Bradley Martin was escaping his escorts in North Korea — they had kept him under their watch for long enough, and he was ready to explore the area by himself.

Martin, now a Fresno State professor teaching foreign correspondence, was caught and accused of being a spy. He was interviewed for five hours by one of North Korea’s top foreign policy members.

These are the kinds of adventures Martin has had over the course of his career as a foreign correspondent.

Martin, 71, spent most of his career as an Asia correspondent for news organizations including Newsweek, The Wall Street Journal and Bloomberg News. His reporting has earned him a Pulitzer Prize nomination. He received the 2007 Asia Pacific Special Book Prize for “Under the Loving Care of the Fatherly Leader: North Korea and the Kim Dynasty.

Since starting out with the Peace Corps in Thailand during the ‘60s, Martin moved his way up to being one of the few journalists who entered North Korea during the late Kim Il-Sung’s reign in the late ‘80s to early ‘90s.

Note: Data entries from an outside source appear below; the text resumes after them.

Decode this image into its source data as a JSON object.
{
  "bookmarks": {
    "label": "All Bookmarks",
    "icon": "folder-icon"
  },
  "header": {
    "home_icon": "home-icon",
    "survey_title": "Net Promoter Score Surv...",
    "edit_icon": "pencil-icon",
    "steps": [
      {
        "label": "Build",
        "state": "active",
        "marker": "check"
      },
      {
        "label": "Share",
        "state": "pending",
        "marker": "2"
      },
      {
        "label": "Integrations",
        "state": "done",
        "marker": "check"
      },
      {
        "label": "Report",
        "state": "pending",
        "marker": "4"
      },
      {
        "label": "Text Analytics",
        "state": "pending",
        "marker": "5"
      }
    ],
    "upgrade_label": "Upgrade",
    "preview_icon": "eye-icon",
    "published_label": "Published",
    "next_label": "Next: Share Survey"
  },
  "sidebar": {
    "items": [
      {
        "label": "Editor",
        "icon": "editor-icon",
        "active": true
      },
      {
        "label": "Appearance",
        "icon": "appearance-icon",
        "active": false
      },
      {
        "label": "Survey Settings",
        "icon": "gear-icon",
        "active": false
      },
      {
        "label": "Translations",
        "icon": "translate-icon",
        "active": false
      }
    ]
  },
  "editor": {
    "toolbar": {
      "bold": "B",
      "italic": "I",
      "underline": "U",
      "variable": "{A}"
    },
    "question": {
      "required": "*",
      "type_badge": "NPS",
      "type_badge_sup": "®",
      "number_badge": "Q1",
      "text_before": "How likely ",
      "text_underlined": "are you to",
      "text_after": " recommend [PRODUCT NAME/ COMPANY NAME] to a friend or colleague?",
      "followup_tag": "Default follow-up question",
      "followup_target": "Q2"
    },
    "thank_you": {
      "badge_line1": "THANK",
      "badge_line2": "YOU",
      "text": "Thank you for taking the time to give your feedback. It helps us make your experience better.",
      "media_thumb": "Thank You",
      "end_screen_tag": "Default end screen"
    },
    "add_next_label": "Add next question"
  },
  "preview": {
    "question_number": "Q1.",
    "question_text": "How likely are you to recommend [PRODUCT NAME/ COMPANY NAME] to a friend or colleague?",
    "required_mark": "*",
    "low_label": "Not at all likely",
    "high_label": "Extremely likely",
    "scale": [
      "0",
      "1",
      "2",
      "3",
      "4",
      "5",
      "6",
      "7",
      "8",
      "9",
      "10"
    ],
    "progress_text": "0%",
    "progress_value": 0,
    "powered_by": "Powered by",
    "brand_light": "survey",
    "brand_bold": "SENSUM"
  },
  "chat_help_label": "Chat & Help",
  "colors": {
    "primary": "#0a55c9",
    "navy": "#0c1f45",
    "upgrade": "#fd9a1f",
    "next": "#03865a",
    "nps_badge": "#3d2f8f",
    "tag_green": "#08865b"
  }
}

Despite Martin’s success, he didn’t realize his passion for foreign correspondence until he dropped out of high school, got married and joined the Peace Corps with his then-wife.

Once in Thailand, Martin quickly “realized I had been hoodwinked.”

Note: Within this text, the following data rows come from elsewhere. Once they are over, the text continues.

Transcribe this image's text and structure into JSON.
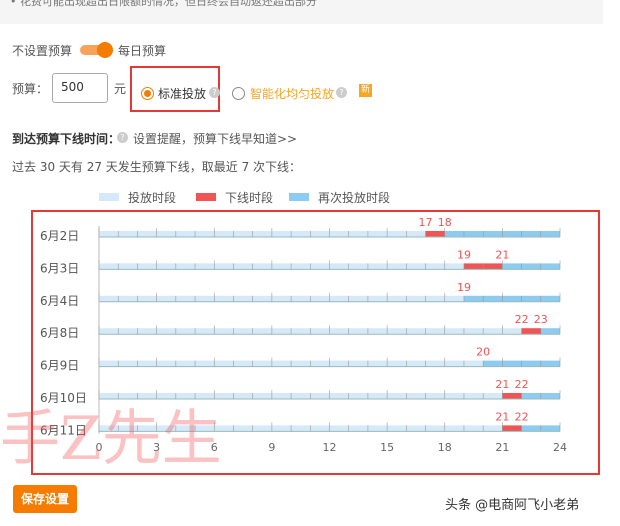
{
  "notice": "• 花费可能出现超出日限额的情况，但日终会自动返还超出部分",
  "budget_toggle": {
    "off_label": "不设置预算",
    "on_label": "每日预算",
    "state": "on"
  },
  "budget": {
    "label": "预算：",
    "value": "500",
    "unit": "元"
  },
  "delivery": {
    "standard": "标准投放",
    "smart": "智能化均匀投放",
    "new_badge": "新",
    "selected": "standard"
  },
  "offline": {
    "title": "到达预算下线时间：",
    "reminder_link": "设置提醒，预算下线早知道>>",
    "summary": "过去 30 天有 27 天发生预算下线，取最近 7 次下线："
  },
  "chart_data": {
    "type": "timeline",
    "legend": [
      "投放时段",
      "下线时段",
      "再次投放时段"
    ],
    "colors": {
      "active": "#d6e9f8",
      "offline": "#f05454",
      "resumed": "#8ecbf0"
    },
    "x_ticks": [
      0,
      3,
      6,
      9,
      12,
      15,
      18,
      21,
      24
    ],
    "xlim": [
      0,
      24
    ],
    "rows": [
      {
        "date": "6月2日",
        "offline_start": 17,
        "offline_end": 18
      },
      {
        "date": "6月3日",
        "offline_start": 19,
        "offline_end": 21
      },
      {
        "date": "6月4日",
        "offline_start": 19,
        "offline_end": 19
      },
      {
        "date": "6月8日",
        "offline_start": 22,
        "offline_end": 23
      },
      {
        "date": "6月9日",
        "offline_start": 20,
        "offline_end": 20
      },
      {
        "date": "6月10日",
        "offline_start": 21,
        "offline_end": 22
      },
      {
        "date": "6月11日",
        "offline_start": 21,
        "offline_end": 22
      }
    ]
  },
  "save_label": "保存设置",
  "watermark": "手Z先生",
  "footer_watermark": "头条 @电商阿飞小老弟"
}
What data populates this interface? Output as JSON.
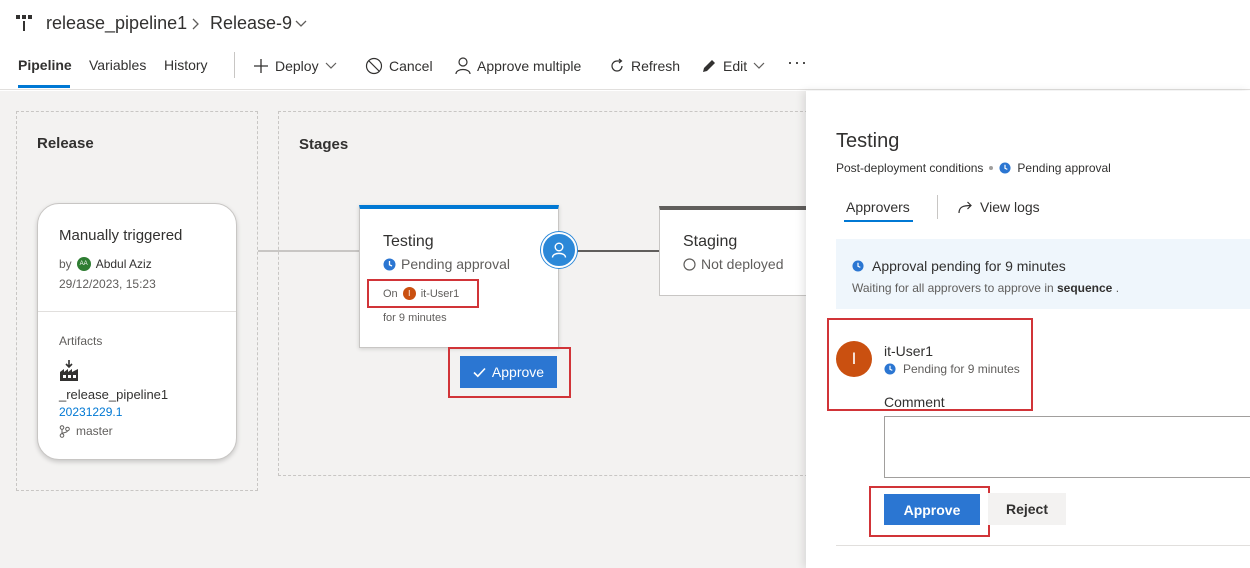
{
  "breadcrumb": {
    "pipeline_name": "release_pipeline1",
    "separator": "›",
    "release_name": "Release-9"
  },
  "tabs": [
    {
      "label": "Pipeline",
      "active": true
    },
    {
      "label": "Variables",
      "active": false
    },
    {
      "label": "History",
      "active": false
    }
  ],
  "toolbar": {
    "deploy": "Deploy",
    "cancel": "Cancel",
    "approve_multiple": "Approve multiple",
    "refresh": "Refresh",
    "edit": "Edit",
    "more": "···"
  },
  "release_section": {
    "title": "Release",
    "trigger_title": "Manually triggered",
    "by_label": "by",
    "user_initials": "AA",
    "user_name": "Abdul Aziz",
    "datetime": "29/12/2023, 15:23",
    "artifacts_label": "Artifacts",
    "artifact_name": "_release_pipeline1",
    "artifact_version": "20231229.1",
    "artifact_branch": "master"
  },
  "stages_section": {
    "title": "Stages",
    "testing": {
      "name": "Testing",
      "status": "Pending approval",
      "on_label": "On",
      "approver_initial": "I",
      "approver_name": "it-User1",
      "duration": "for 9 minutes",
      "approve_button": "Approve"
    },
    "staging": {
      "name": "Staging",
      "status": "Not deployed"
    }
  },
  "panel": {
    "title": "Testing",
    "subtitle_condition": "Post-deployment conditions",
    "subtitle_status": "Pending approval",
    "tab_approvers": "Approvers",
    "tab_logs": "View logs",
    "info_title": "Approval pending for 9 minutes",
    "info_desc_prefix": "Waiting for all approvers to approve in",
    "info_desc_bold": "sequence",
    "info_desc_suffix": ".",
    "approver_initial": "I",
    "approver_name": "it-User1",
    "approver_status": "Pending for 9 minutes",
    "comment_label": "Comment",
    "comment_value": "",
    "approve_button": "Approve",
    "reject_button": "Reject"
  },
  "colors": {
    "accent": "#0078d4",
    "button_blue": "#2b76d2",
    "highlight_red": "#d13438",
    "avatar_orange": "#ca5010",
    "avatar_green": "#2e7d32"
  }
}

“This was a bad war, we weren’t going to win it. Newsweek reports were wrong, I realized I’d been fooled,” Martin said about the Vietnam War.

“It’s like when a child realizes that Santa Claus wasn’t real. I knew I could do better than that, and when I became a foreign correspondent, I would make sure to get it right.”

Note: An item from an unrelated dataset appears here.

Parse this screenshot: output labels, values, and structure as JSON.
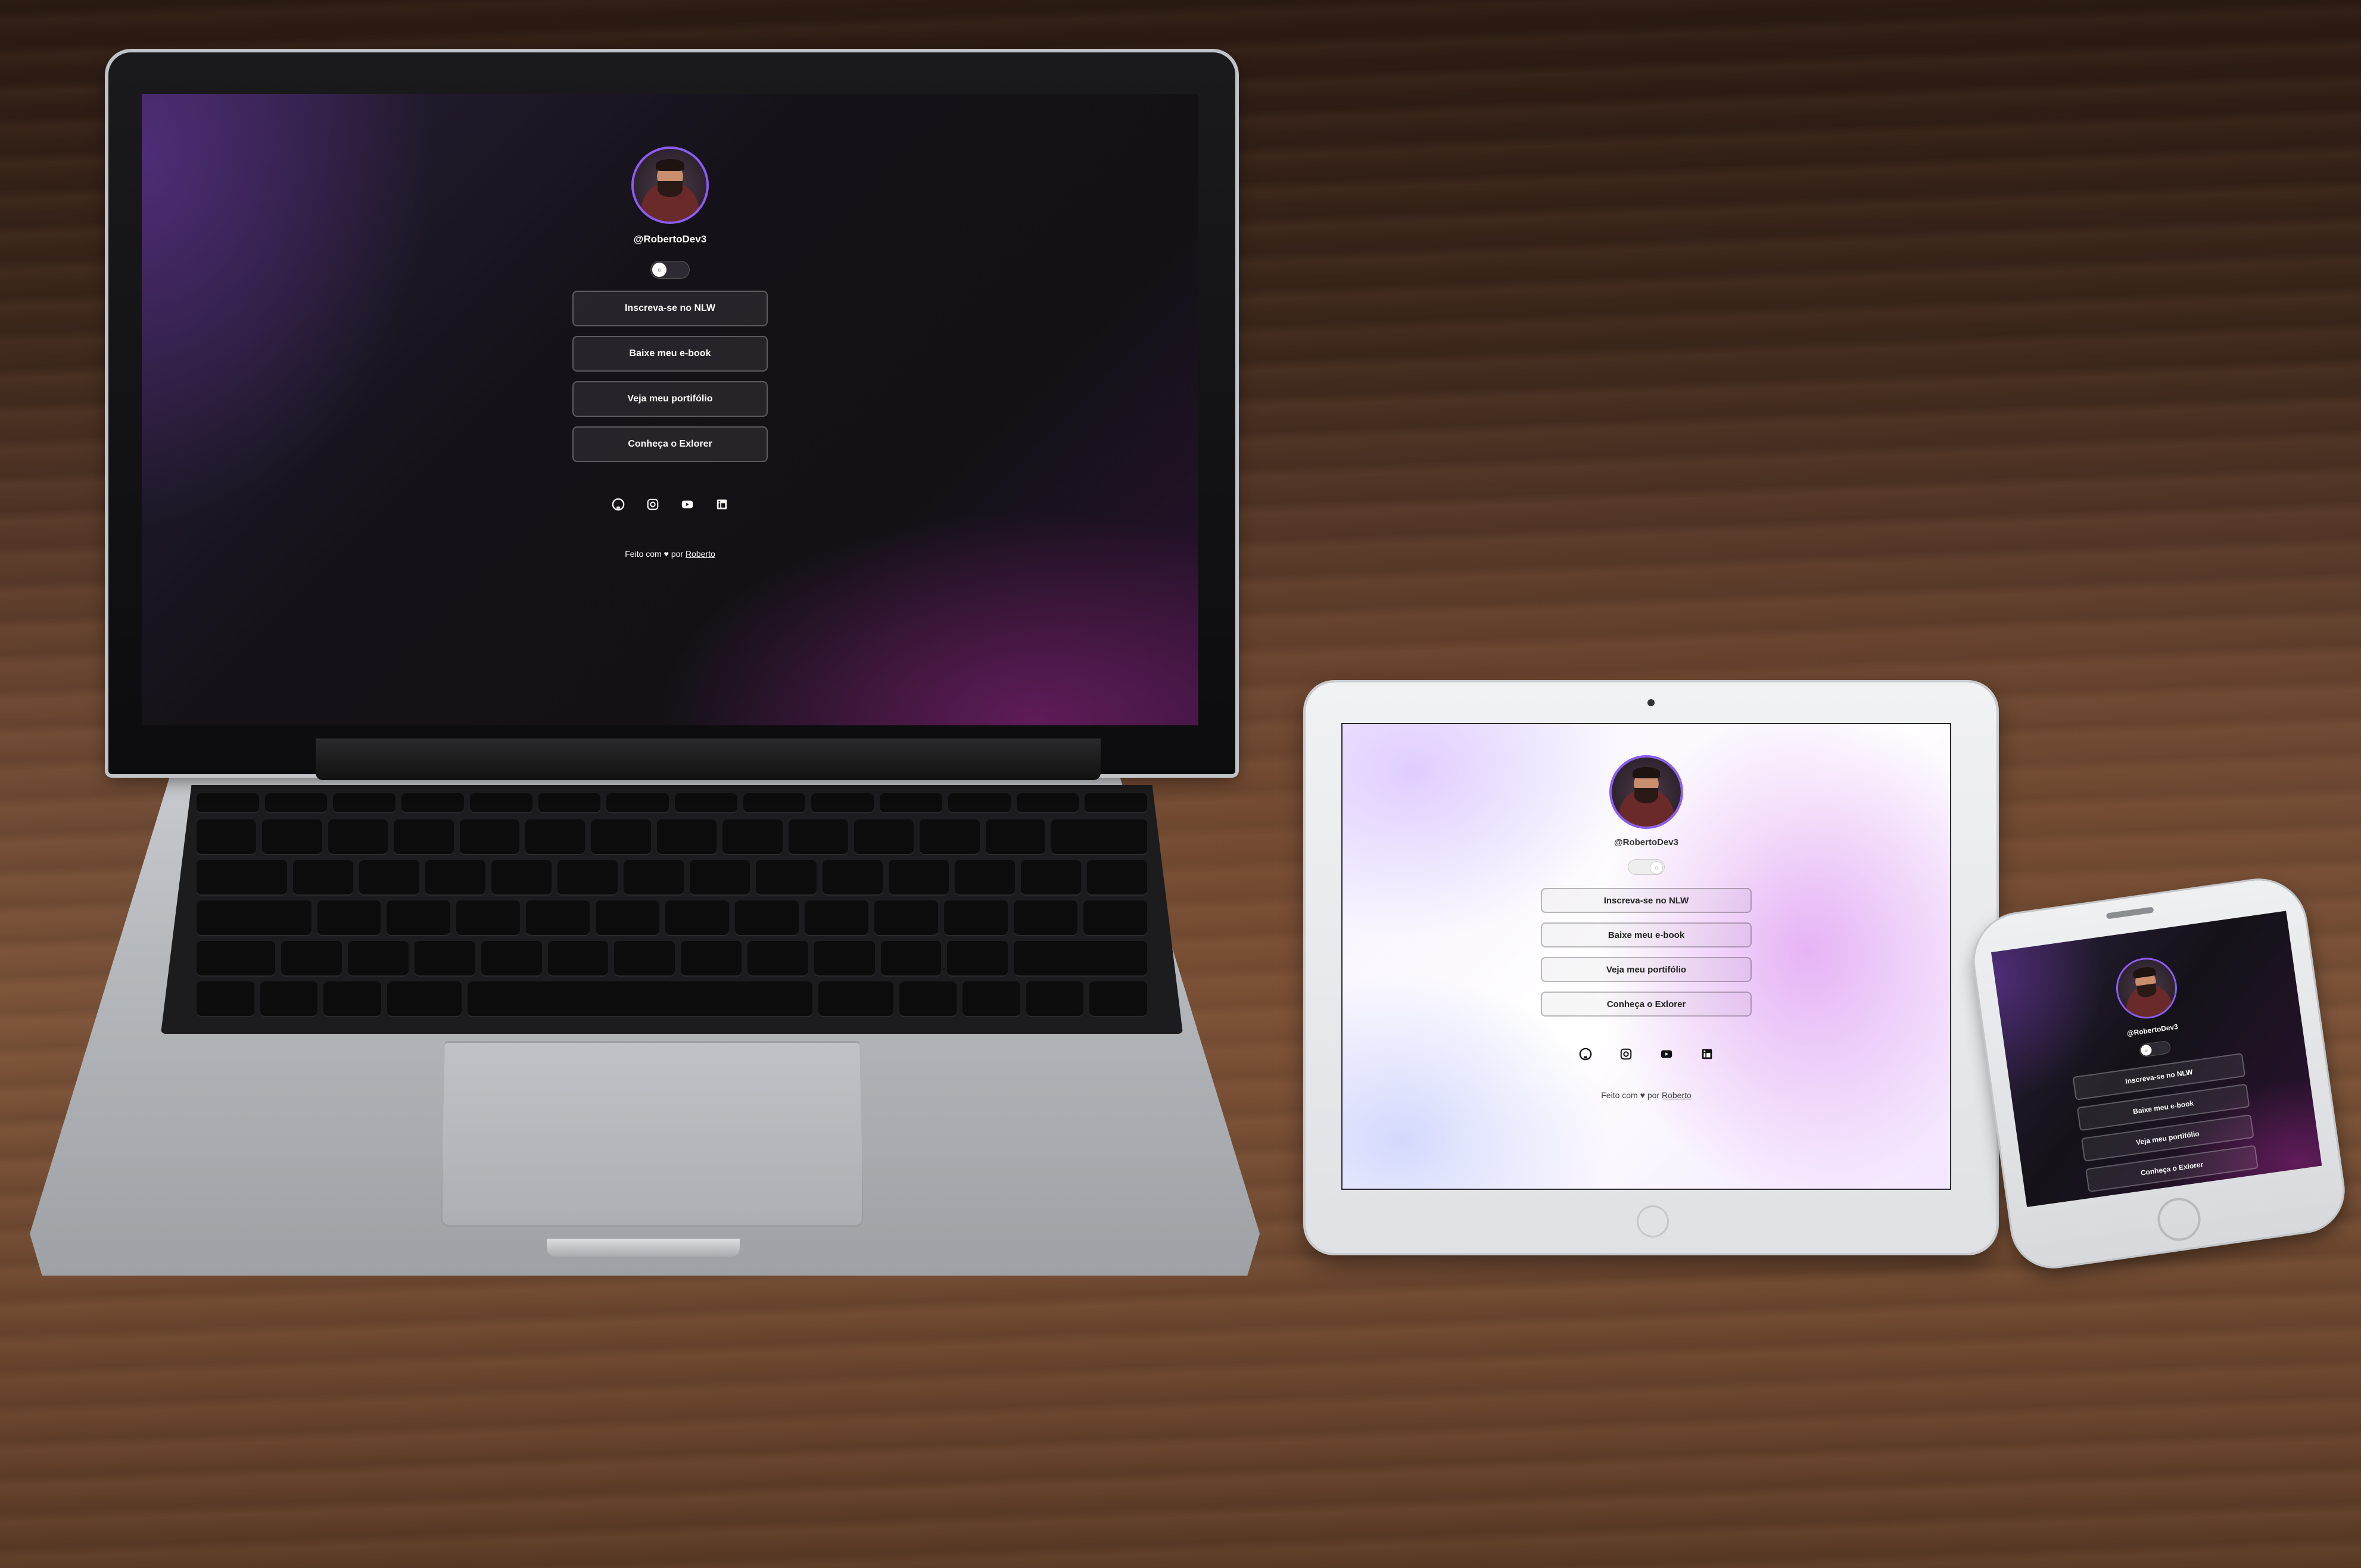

After returning from the Peace Corps, Martin found a job as reporter for the Charlotte Observer in North Carolina. Unfortunately, the Observer did not have any foreign correspondents on staff, so he left for another regional paper: the Baltimore Sun, which employed several. After another couple of years at the Sun — and 10 years after leaving the Peace Corps — Martin finally got a foreign correspondent beat in Japan.

Japan was pretty much an economic beat back then, Martin said, but most reporters preferred to go over to Korea, where there were protests. Reporters had to wear gas masks and helmets to shield themselves from police wielding tear gas and students throwing pieces of pavement.

Despite its tumult and unrest, covering North Korea was the real prize during those days because of the lack of reporters allowed into the country.

“As soon as I got into Japan I realized I had to find a way to get into North Korea,” Martin said. “I visited influential North Koreans living in Japan to ask them to help me. Working for the Baltimore Sun at the time, I had to do a sales job to convince them to let me in. After being put on the list to get in the country, I spent three weeks there, and the place just blew me away. The political system seemed to be a religion in the country, and they worshipped their leader, Kim Il-Sung.

“I wasn’t allowed to go anywhere by myself. I was totally under the control of my guides and handlers,” he said. “However, I did escape once, and afterward they accused me of being a spy. And because they thought I was a spy, it led to me sitting down and having a five-hour interview with the top foreign policy member at that time.”

Following the interview, Martin left the country but was enamored with North Korea and knew he wanted to return. However, he had been put on a blacklist; his articles about Kim Il-Sung’s movie-making ability were non-complimentary of the leader.

He was “no Alfred Hitchcock,” Martin said.

Yet being blacklisted was not to stop him, Martin finding alternative ways into the country in the future.

While foreign correspondent gigs are fewer now than they were in Martin’s heyday, the dangers are still very much real. James Foley, a freelance journalist embedded in Syria, and Steven Sotloff, a foreign correspondent for Time magazine were both imprisoned and executed by the Islamic State, a jihadist militant group.

Yet opportunities abroad still exist for daring journalists, Martin said.

“Although it’s true that journalism jobs domestically are disappearing, it is still true that if you want to report from abroad, and you prepare yourself, you can do it,” he said. “Nowadays, the method is just to go there having knowledge of the language, or at least go abroad somewhere you can function and start there.”